* [Directions]: Return all lines from the entries below in which the word "https" is present.

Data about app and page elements
============================================================
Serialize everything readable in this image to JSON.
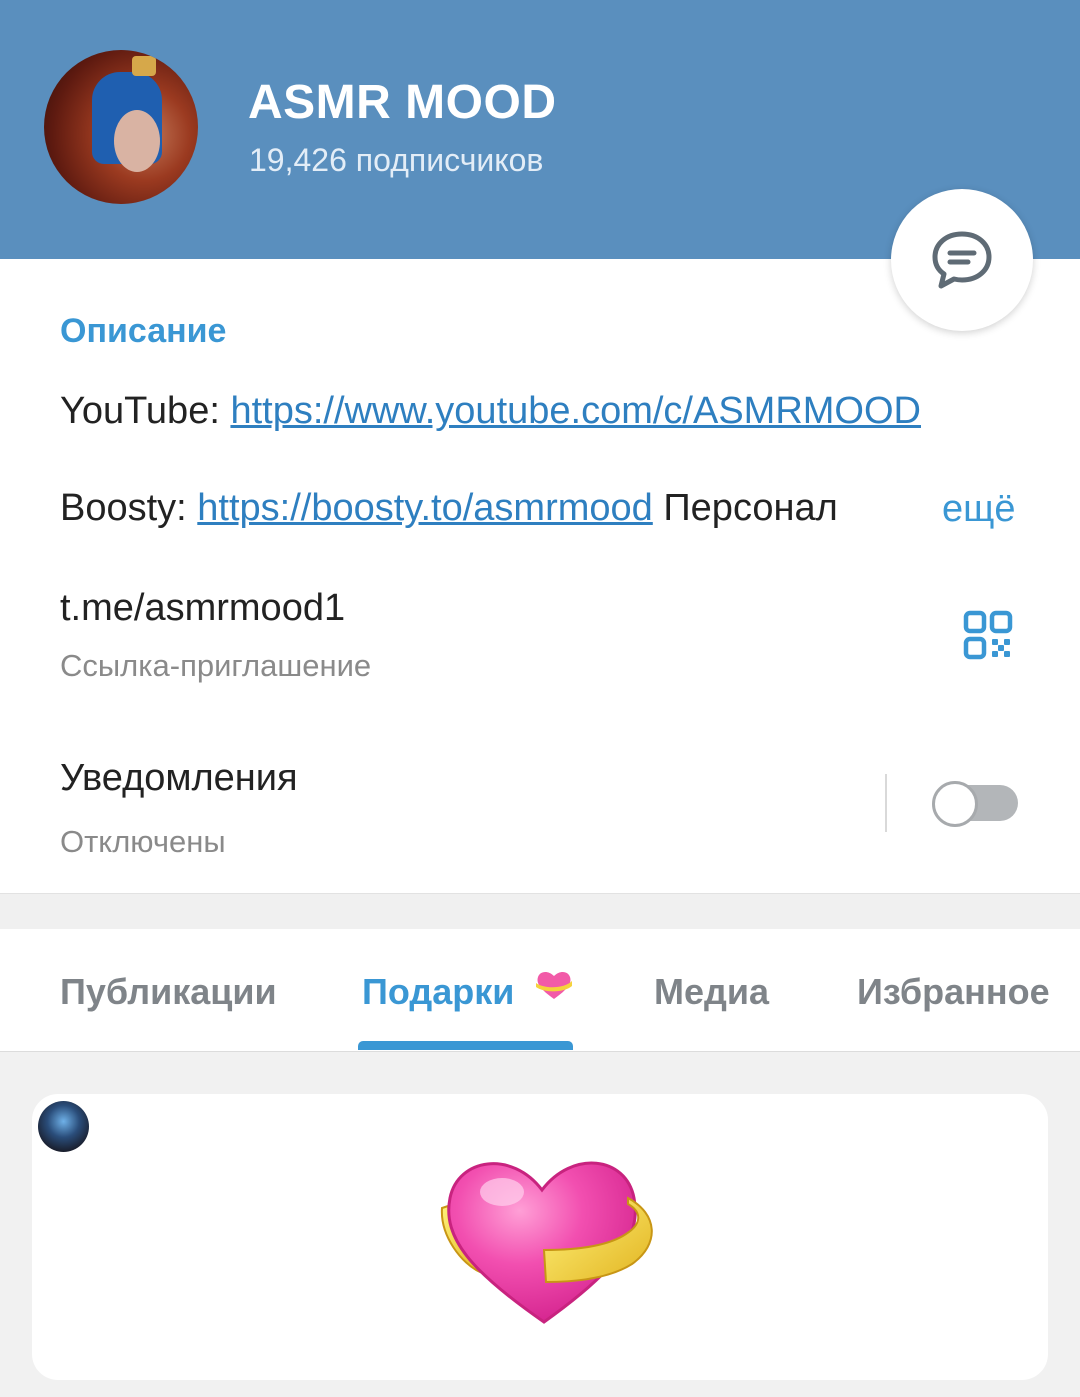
{
  "header": {
    "title": "ASMR MOOD",
    "subscribers": "19,426 подписчиков"
  },
  "description": {
    "section_title": "Описание",
    "youtube_label": "YouTube:",
    "youtube_url": "https://www.youtube.com/c/ASMRMOOD",
    "boosty_label": "Boosty:",
    "boosty_url": "https://boosty.to/asmrmood",
    "boosty_tail": "Персонал",
    "more_label": "ещё"
  },
  "invite": {
    "link": "t.me/asmrmood1",
    "label": "Ссылка-приглашение"
  },
  "notifications": {
    "title": "Уведомления",
    "status": "Отключены",
    "enabled": false
  },
  "tabs": [
    {
      "label": "Публикации",
      "active": false
    },
    {
      "label": "Подарки",
      "active": true
    },
    {
      "label": "Медиа",
      "active": false
    },
    {
      "label": "Избранное",
      "active": false
    }
  ],
  "colors": {
    "header_bg": "#5a8fbe",
    "accent": "#3a97d4",
    "link": "#2e7fc0"
  },
  "icons": {
    "chat": "chat-bubble-icon",
    "qr": "qr-code-icon",
    "tab_emoji": "heart-ribbon-icon",
    "gift": "heart-ribbon-gift-icon"
  }
}
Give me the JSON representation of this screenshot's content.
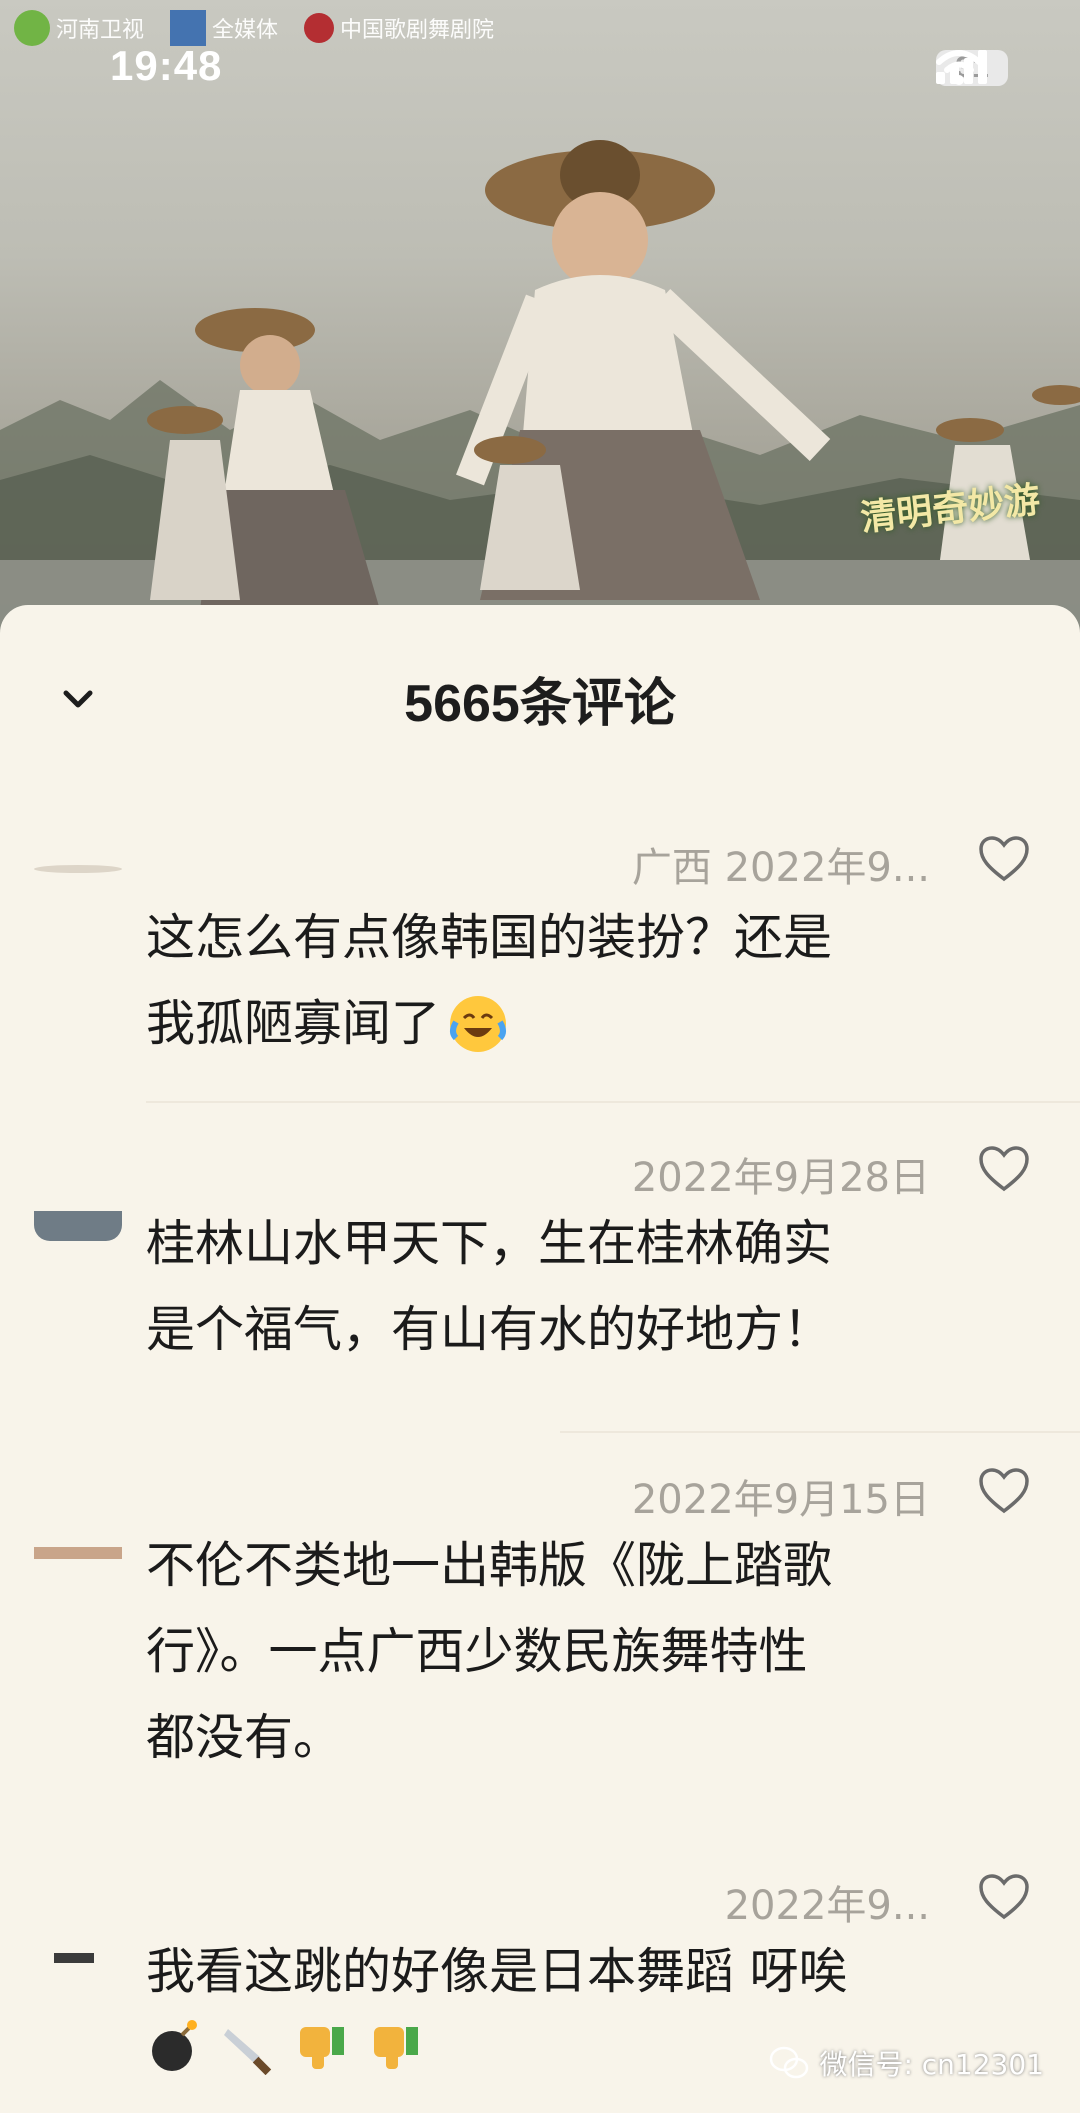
{
  "status": {
    "time": "19:48",
    "battery": "31"
  },
  "hero": {
    "logos": [
      "河南卫视",
      "全媒体",
      "中国歌剧舞剧院"
    ],
    "show_watermark": "清明奇妙游"
  },
  "sheet": {
    "title": "5665条评论"
  },
  "comments": [
    {
      "meta": "广西 2022年9...",
      "text_lines": [
        "这怎么有点像韩国的装扮？还是",
        "我孤陋寡闻了"
      ]
    },
    {
      "meta": "2022年9月28日",
      "text_lines": [
        "桂林山水甲天下，生在桂林确实",
        "是个福气，有山有水的好地方！"
      ]
    },
    {
      "meta": "2022年9月15日",
      "text_lines": [
        "不伦不类地一出韩版《陇上踏歌",
        "行》。一点广西少数民族舞特性",
        "都没有。"
      ]
    },
    {
      "meta": "2022年9...",
      "text_lines": [
        "我看这跳的好像是日本舞蹈 呀唉"
      ]
    }
  ],
  "footer": {
    "wechat_label": "微信号: cn12301"
  },
  "colors": {
    "sheet_bg": "#f8f4ea",
    "meta_gray": "#a7a39b",
    "text": "#1b1b1b"
  }
}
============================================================
* [Task output]:
    "youtube_url": "https://www.youtube.com/c/ASMRMOOD",
    "boosty_url": "https://boosty.to/asmrmood",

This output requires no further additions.